ings and with colored maps showing the geographical changes ia the coun* 
try at different periods. 333 pp. i2mo. 

A School History of France. Illustrated with numerous engravings, 
colored and nncolored maps. 373 pp. i2mo. 

A History of Rome. Amply illustrated with maps, plans, and engrav- 
ings, 543 pp. By R. F. Leiguton, Ph. D. (Lips.), 

A School History of Greece. In preparation. 

Anderson's Bloss's Ancient History. Llustrated with engravmgs, 
colored maps, and a chart. 443 pp. i2mo. 

The Historical Reader, embracing selections in prose and verse, from 
standard writers of Ancient and Modem History ; wiUi a Vocabulary of 
Difficult Words, and Biographical and Geographical Indexes. 544 pp. X2mo. 

The United States Reader, embracing selections from eminent Ameri- 
can historians, orators, statesmen, and poets, with explanatory observations, 
notes, etc. Arranged so as to form a Class-manual of United States His- 
tory. Illustrated v/ith colored historical maps. 414 pp. xsmo. 
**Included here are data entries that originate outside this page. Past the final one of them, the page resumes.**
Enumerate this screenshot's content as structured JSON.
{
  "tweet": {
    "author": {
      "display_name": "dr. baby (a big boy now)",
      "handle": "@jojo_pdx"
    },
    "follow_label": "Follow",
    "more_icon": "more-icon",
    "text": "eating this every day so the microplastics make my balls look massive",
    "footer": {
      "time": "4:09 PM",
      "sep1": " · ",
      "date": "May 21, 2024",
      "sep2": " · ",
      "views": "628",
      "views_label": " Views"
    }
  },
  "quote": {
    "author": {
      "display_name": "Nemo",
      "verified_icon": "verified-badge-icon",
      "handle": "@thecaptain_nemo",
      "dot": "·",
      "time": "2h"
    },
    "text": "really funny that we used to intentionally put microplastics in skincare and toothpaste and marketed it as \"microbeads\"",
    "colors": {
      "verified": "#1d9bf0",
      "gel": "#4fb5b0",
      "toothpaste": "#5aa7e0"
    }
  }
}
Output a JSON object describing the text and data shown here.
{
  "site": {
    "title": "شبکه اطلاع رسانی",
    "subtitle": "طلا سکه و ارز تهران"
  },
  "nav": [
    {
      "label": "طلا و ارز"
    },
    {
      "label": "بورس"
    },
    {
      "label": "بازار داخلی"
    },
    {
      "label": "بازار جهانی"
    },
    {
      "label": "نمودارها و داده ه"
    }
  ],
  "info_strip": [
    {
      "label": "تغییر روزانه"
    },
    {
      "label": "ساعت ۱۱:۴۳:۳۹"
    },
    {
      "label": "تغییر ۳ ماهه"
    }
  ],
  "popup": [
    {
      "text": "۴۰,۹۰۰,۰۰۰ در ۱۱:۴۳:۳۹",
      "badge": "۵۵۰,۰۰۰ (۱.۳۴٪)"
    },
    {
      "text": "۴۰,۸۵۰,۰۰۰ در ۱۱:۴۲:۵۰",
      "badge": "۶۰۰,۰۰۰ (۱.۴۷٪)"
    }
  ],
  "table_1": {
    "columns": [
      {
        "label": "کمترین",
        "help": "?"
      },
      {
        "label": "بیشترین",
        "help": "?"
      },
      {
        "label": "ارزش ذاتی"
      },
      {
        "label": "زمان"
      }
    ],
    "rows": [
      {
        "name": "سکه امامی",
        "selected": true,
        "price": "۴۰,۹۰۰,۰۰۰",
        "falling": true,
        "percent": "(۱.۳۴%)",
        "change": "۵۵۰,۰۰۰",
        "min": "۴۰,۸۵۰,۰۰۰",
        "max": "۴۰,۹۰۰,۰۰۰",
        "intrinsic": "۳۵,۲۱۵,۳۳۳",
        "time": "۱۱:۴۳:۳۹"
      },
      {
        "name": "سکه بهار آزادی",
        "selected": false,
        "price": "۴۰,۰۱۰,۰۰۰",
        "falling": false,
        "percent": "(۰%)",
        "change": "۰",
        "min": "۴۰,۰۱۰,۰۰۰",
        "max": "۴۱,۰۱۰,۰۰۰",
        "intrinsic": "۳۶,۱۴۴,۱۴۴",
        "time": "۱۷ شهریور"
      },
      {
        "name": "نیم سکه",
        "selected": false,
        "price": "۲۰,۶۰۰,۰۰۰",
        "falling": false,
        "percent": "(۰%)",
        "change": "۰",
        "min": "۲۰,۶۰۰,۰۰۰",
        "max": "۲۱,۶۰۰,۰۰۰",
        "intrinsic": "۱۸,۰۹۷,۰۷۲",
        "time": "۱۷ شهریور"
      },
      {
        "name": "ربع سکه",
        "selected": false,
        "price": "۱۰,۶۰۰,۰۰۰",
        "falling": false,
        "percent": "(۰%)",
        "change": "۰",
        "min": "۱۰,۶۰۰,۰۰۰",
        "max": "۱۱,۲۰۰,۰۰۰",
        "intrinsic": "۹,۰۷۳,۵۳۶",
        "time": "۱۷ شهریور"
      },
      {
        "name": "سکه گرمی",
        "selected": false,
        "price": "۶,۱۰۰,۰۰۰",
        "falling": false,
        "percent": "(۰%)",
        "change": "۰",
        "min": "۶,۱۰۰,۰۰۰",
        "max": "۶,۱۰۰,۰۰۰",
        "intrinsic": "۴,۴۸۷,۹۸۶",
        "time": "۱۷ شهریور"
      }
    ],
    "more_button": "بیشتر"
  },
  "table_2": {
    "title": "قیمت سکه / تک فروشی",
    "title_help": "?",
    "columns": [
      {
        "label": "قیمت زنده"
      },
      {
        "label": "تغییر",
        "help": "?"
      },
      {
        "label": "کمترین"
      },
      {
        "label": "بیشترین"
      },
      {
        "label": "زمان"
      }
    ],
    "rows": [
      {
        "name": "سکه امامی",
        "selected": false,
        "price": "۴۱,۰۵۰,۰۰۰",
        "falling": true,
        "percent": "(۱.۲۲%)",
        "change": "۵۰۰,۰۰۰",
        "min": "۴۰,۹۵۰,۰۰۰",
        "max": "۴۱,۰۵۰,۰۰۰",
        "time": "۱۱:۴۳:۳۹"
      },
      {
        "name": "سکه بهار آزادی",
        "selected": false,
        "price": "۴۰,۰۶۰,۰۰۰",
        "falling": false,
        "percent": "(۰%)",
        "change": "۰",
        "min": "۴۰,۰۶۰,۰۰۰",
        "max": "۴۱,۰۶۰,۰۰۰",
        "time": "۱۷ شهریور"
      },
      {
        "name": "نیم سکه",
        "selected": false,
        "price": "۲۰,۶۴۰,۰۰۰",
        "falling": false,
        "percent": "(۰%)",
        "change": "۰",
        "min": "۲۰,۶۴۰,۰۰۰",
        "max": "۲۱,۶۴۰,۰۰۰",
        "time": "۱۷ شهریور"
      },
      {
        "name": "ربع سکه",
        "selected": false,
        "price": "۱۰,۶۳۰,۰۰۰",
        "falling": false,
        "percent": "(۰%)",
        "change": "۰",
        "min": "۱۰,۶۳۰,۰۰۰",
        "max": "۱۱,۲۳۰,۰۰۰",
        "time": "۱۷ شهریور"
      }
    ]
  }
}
CLARK & MAYNARD, Publisliers, 

734 BROADWAY, MEW YORK.